If passed, the levy will cost the average Whitehall homeowner an additional $8.23 monthly, or about $100 annually, in property taxes, according to the City. Homeowners receiving a senior exemption will pay $6.17 a month, or $74.04 a year.
Despite the national conversation surrounding concerns about police brutality, most of the council members have not publicly raised concerns regarding the levy. In fact, many of them have repeatedly endorsed Issue 10.
“We have a growing city…and we know from our survey that safety is the number one aspect of our city. Therefore, I’m a proponent for Issue 10,” said Councilperson Lori Elmore at a city council meeting.
The lone member of Whitehall City Council sharing a dissenting opinion on the levy is also one of the newest, Gerald Dixon. Dixon was elected in 2021 and began his council term the same month that the levy was introduced.
“There’s a sentiment that if you vote ‘no’ you’re anti-police,” Dixon said. “That’s not the case, I’m pro-police and pro-fiscal responsibility.”
Dixon said he fears that passing Issue 10 could normalize permanent property tax levies. While the prospective revenue from a passing levy will fund some permanent expenses, such as officer salaries, a large portion of the fund is being raised to support a one-time capital investment in the renovation and expansion of the police station.
Maggard addressed the permanence of the property tax levy at a town hall meeting on April 21, stating that levy revenue that has been requested to fund the one-time capital expenditures would be shifted to cover building maintenance and officer salaries after the station’s renovation and expansion investment is paid off.
Whitehall citizens are also facing a new monthly surcharge to cover sewer and water main repairs, based on a fee proposed and approved by city council in 2021. The surcharge costs single-family homeowners an extra $7.52 a month.
A community member at the April 21 town hall meeting hosted by the Division of Police voiced concerns about the impact the potential tax increase would have on fixed-income residents, potentially displacing long-standing residents or seniors in the community who cannot afford the increased property tax costs alongside the sewer and water main surcharge.
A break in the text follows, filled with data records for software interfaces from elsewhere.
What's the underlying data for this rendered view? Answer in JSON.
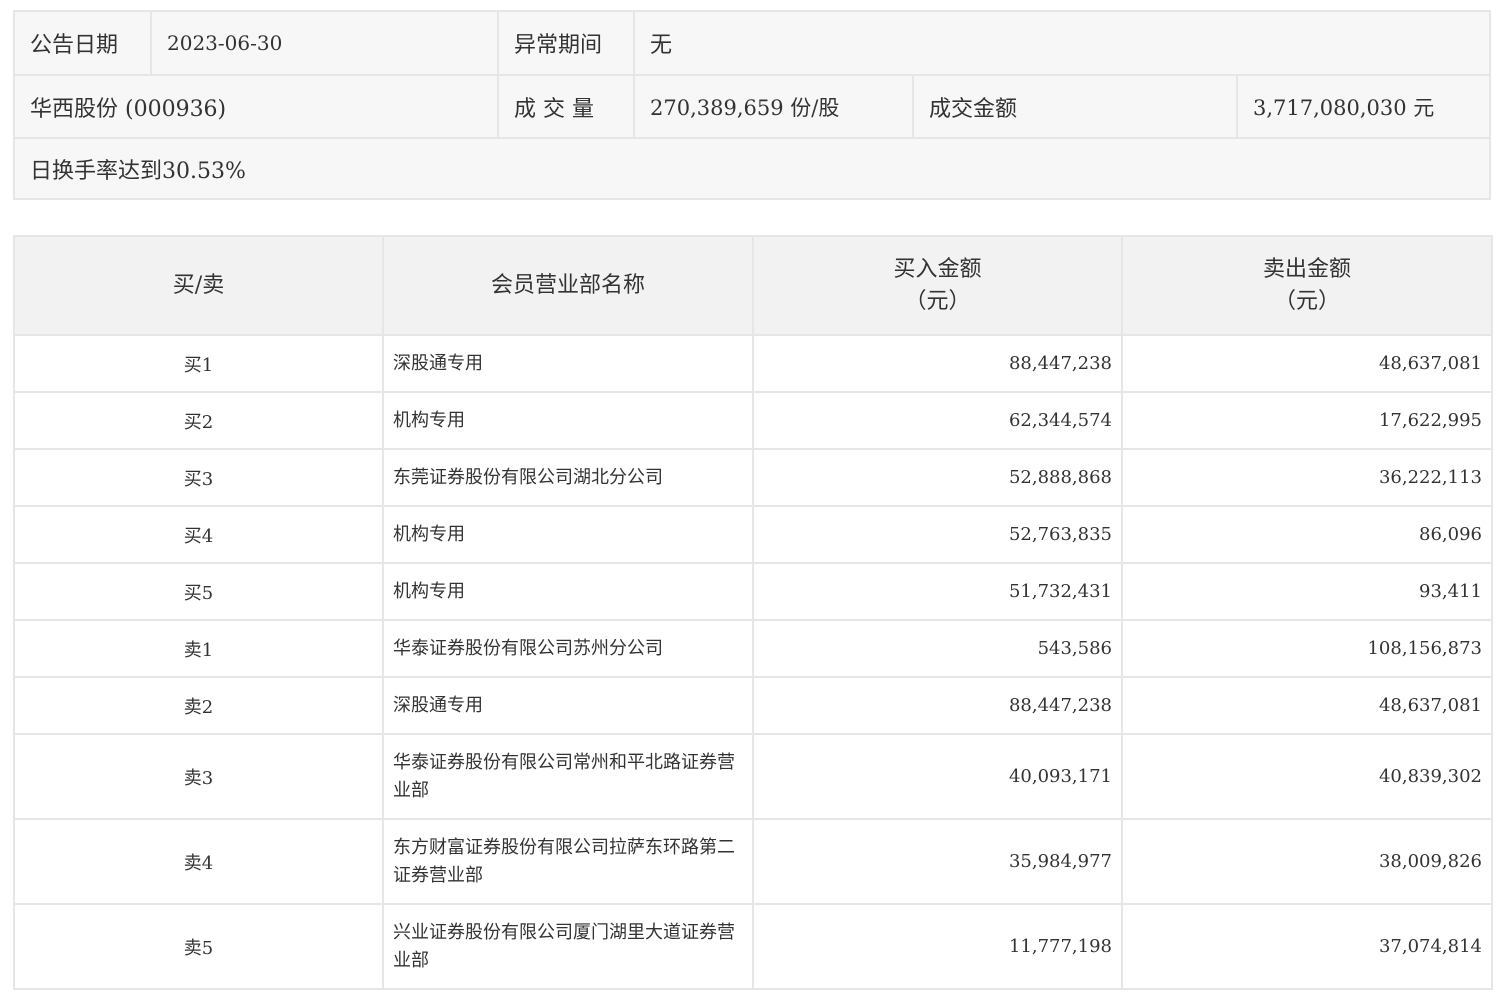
{
  "info": {
    "announce_date_label": "公告日期",
    "announce_date_value": "2023-06-30",
    "abnormal_period_label": "异常期间",
    "abnormal_period_value": "无",
    "stock_name": "华西股份 (000936)",
    "volume_label": "成 交 量",
    "volume_value": "270,389,659 份/股",
    "amount_label": "成交金额",
    "amount_value": "3,717,080,030 元",
    "turnover_note": "日换手率达到30.53%"
  },
  "table": {
    "headers": {
      "direction": "买/卖",
      "member": "会员营业部名称",
      "buy_line1": "买入金额",
      "buy_line2": "（元）",
      "sell_line1": "卖出金额",
      "sell_line2": "（元）"
    },
    "rows": [
      {
        "dir": "买1",
        "name": "深股通专用",
        "buy": "88,447,238",
        "sell": "48,637,081"
      },
      {
        "dir": "买2",
        "name": "机构专用",
        "buy": "62,344,574",
        "sell": "17,622,995"
      },
      {
        "dir": "买3",
        "name": "东莞证券股份有限公司湖北分公司",
        "buy": "52,888,868",
        "sell": "36,222,113"
      },
      {
        "dir": "买4",
        "name": "机构专用",
        "buy": "52,763,835",
        "sell": "86,096"
      },
      {
        "dir": "买5",
        "name": "机构专用",
        "buy": "51,732,431",
        "sell": "93,411"
      },
      {
        "dir": "卖1",
        "name": "华泰证券股份有限公司苏州分公司",
        "buy": "543,586",
        "sell": "108,156,873"
      },
      {
        "dir": "卖2",
        "name": "深股通专用",
        "buy": "88,447,238",
        "sell": "48,637,081"
      },
      {
        "dir": "卖3",
        "name": "华泰证券股份有限公司常州和平北路证券营业部",
        "buy": "40,093,171",
        "sell": "40,839,302"
      },
      {
        "dir": "卖4",
        "name": "东方财富证券股份有限公司拉萨东环路第二证券营业部",
        "buy": "35,984,977",
        "sell": "38,009,826"
      },
      {
        "dir": "卖5",
        "name": "兴业证券股份有限公司厦门湖里大道证券营业部",
        "buy": "11,777,198",
        "sell": "37,074,814"
      }
    ]
  }
}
In response to Councilperson Dixon’s concerns regarding the permanence of the levy at a Whitehall City Council meeting on April 19, Maggard stressed that levy revenue would be combined with city and grant funding to meet future needs of the Division of Police.
“I have voted ‘yes’ on issues before that I may not have fully agreed with—maybe I only agreed with a part of it—but I looked at the bigger picture of the good that it would do the community,” Maggard said.
Several factors — including increased financial support from the mayor, the hiring of Crispen and the implementation of the Safer Whitehall Strategic Plan — have allowed Whitehall Police to boast recent public safety successes, such as a 46% decrease in burglaries and a 27% decrease in violent crimes from 2017 to 2020. However, while burglaries have continued to decline — to a 54% decrease from 2017 — violent crimes have increased overall from 2017 to 2021 in Whitehall.
While these statistics show that Whitehall’s crime and arrest rates have widely decreased in recent years, the mayor’s office and police department still feel that additional taxpayer funding is needed. Even without the proposed levy, Whitehall has increased spending 8.8% from the estimated expenses for 2021 to the budgeted expenses for 2022.
Issue 10 is positioned as the “Safer Whitehall Levy.” While the namesake Safer Whitehall Strategic Plan includes crime diversion elements such as a youth diversion program and the placement of school resource officers, such efforts are absent from promotional materials and published plans regarding Issue 10.
The levy will be on the ballot for Whitehall residents on May 3. For more information on registration, polling locations and what’s on the ballot, visit the Franklin County Board of Elections.